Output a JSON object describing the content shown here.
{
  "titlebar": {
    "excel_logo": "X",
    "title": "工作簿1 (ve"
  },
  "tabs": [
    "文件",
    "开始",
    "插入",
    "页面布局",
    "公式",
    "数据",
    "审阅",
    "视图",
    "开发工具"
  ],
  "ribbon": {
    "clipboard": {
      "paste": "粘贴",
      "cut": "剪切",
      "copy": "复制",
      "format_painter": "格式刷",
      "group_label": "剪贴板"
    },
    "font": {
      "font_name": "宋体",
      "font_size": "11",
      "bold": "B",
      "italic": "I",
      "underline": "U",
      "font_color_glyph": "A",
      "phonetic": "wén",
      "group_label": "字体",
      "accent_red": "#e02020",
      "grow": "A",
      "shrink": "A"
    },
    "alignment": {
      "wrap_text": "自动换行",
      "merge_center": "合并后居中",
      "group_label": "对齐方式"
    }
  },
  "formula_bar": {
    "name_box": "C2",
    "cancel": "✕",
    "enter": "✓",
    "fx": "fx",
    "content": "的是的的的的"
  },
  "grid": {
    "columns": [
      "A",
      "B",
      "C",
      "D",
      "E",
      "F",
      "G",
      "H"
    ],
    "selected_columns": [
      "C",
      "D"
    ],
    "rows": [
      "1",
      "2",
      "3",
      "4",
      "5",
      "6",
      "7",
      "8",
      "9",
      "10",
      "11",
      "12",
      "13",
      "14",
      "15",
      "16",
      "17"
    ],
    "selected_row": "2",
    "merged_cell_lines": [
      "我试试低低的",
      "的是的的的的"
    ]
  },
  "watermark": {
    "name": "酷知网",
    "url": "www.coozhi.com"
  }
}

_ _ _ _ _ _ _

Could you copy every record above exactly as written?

§ **OUTPUT FOR THIS EXERCISE**:
Output a JSON object describing the content shown here.
{
  "titlebar": {
    "excel_logo": "X",
    "title": "工作簿1 (ve"
  },
  "tabs": [
    "文件",
    "开始",
    "插入",
    "页面布局",
    "公式",
    "数据",
    "审阅",
    "视图",
    "开发工具"
  ],
  "ribbon": {
    "clipboard": {
      "paste": "粘贴",
      "cut": "剪切",
      "copy": "复制",
      "format_painter": "格式刷",
      "group_label": "剪贴板"
    },
    "font": {
      "font_name": "宋体",
      "font_size": "11",
      "bold": "B",
      "italic": "I",
      "underline": "U",
      "font_color_glyph": "A",
      "phonetic": "wén",
      "group_label": "字体",
      "accent_red": "#e02020",
      "grow": "A",
      "shrink": "A"
    },
    "alignment": {
      "wrap_text": "自动换行",
      "merge_center": "合并后居中",
      "group_label": "对齐方式"
    }
  },
  "formula_bar": {
    "name_box": "C2",
    "cancel": "✕",
    "enter": "✓",
    "fx": "fx",
    "content": "的是的的的的"
  },
  "grid": {
    "columns": [
      "A",
      "B",
      "C",
      "D",
      "E",
      "F",
      "G",
      "H"
    ],
    "selected_columns": [
      "C",
      "D"
    ],
    "rows": [
      "1",
      "2",
      "3",
      "4",
      "5",
      "6",
      "7",
      "8",
      "9",
      "10",
      "11",
      "12",
      "13",
      "14",
      "15",
      "16",
      "17"
    ],
    "selected_row": "2",
    "merged_cell_lines": [
      "我试试低低的",
      "的是的的的的"
    ]
  },
  "watermark": {
    "name": "酷知网",
    "url": "www.coozhi.com"
  }
}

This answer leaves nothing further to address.